The Greater Domesday Book was written, for the most part, by a single scribe with some additions and corrections made by others. The Exon Domesday was a land and tax register set up for the Domesday Book and covered the counties of Cornwall, Devon, Dorset, Somerset and Wiltshire.

Would have been a very useful addition for research, although it is not a complete record. Why use this guide. This research guide explains how to access and understand the information within Domesday Book. For a more detailed introduction to Domesday, and England at the end of the 11th century, when Domesday was compiled, consult our online Domesday exhibition.

The original Domesday Book itself can no longer be consulted except in very rare circumstances. It is now forty years since Galbraith published the Making of Domesday Book. Since then his thesis has been refined in various ways, but there has been no serious challenge to his central propositions: that the object of the Domesday survey was to produce Domesday Book, and that the purpose of the whole enterprise must be inferred from Domesday Book itself.

An excellent book on Anglo-Saxon women's names in German. Useful for completist only. (JA) Feilitzen, Olof von. The Pre-Conquest Personal Names of Domesday Book.

Uppsala: Private Printing, By definition any name in the book is in our period. Well done, with many alternative spellings. Recommended. (JA) Morlet, Marie-Therese.The World of Domesday exhibition depicts life in 11th century England.

The National Archives is the home of Domesday Book, the oldest surviving public record. Domesday is now available online, and you can search for your town or village, and download images of Domesday along with an English translation of the entry.

You can also access the Discover Domesday exhibition, explaining why Domesday.The Domesday Book was a newsletter published by the Castle & Crusade Society (a subsidiary of the International Federation of Wargaming, or IFW) beginning in The newsletter was founded by Gary Gygax, who was the editor of issue #1.

Subsequent issues had rotating editors.
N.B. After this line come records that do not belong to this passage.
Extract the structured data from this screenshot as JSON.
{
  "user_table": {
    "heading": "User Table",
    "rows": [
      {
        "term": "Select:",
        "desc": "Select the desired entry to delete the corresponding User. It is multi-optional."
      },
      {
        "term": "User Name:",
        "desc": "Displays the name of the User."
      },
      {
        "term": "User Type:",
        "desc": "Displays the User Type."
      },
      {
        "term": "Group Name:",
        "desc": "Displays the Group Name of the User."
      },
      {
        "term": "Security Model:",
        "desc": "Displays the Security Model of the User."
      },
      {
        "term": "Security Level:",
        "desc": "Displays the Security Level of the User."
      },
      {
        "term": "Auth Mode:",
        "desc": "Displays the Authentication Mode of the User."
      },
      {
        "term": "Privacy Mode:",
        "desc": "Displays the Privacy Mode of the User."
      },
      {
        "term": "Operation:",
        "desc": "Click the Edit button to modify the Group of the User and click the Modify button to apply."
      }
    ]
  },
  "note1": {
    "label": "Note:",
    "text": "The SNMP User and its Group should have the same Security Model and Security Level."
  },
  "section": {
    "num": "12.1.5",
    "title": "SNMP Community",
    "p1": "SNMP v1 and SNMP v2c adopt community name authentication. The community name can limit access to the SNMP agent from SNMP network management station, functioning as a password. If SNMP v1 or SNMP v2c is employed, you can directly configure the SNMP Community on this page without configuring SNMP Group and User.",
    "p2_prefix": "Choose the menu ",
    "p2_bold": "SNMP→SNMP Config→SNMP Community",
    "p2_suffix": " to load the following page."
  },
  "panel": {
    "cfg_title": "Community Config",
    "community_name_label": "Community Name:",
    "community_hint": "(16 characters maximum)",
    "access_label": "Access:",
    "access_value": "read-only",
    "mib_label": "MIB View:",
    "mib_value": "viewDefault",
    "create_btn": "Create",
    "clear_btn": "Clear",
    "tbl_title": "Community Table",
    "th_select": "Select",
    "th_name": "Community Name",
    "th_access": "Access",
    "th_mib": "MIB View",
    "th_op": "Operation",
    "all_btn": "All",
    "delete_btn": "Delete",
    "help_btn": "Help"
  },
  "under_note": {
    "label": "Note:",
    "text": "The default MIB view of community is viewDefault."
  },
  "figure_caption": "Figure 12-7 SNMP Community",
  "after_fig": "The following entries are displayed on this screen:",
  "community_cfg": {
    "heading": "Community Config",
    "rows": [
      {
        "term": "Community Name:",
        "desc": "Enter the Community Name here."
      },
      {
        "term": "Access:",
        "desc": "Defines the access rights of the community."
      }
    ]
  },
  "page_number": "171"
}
They were hand-typed on an IBM Selectric typewriter, then photocopied for distribution.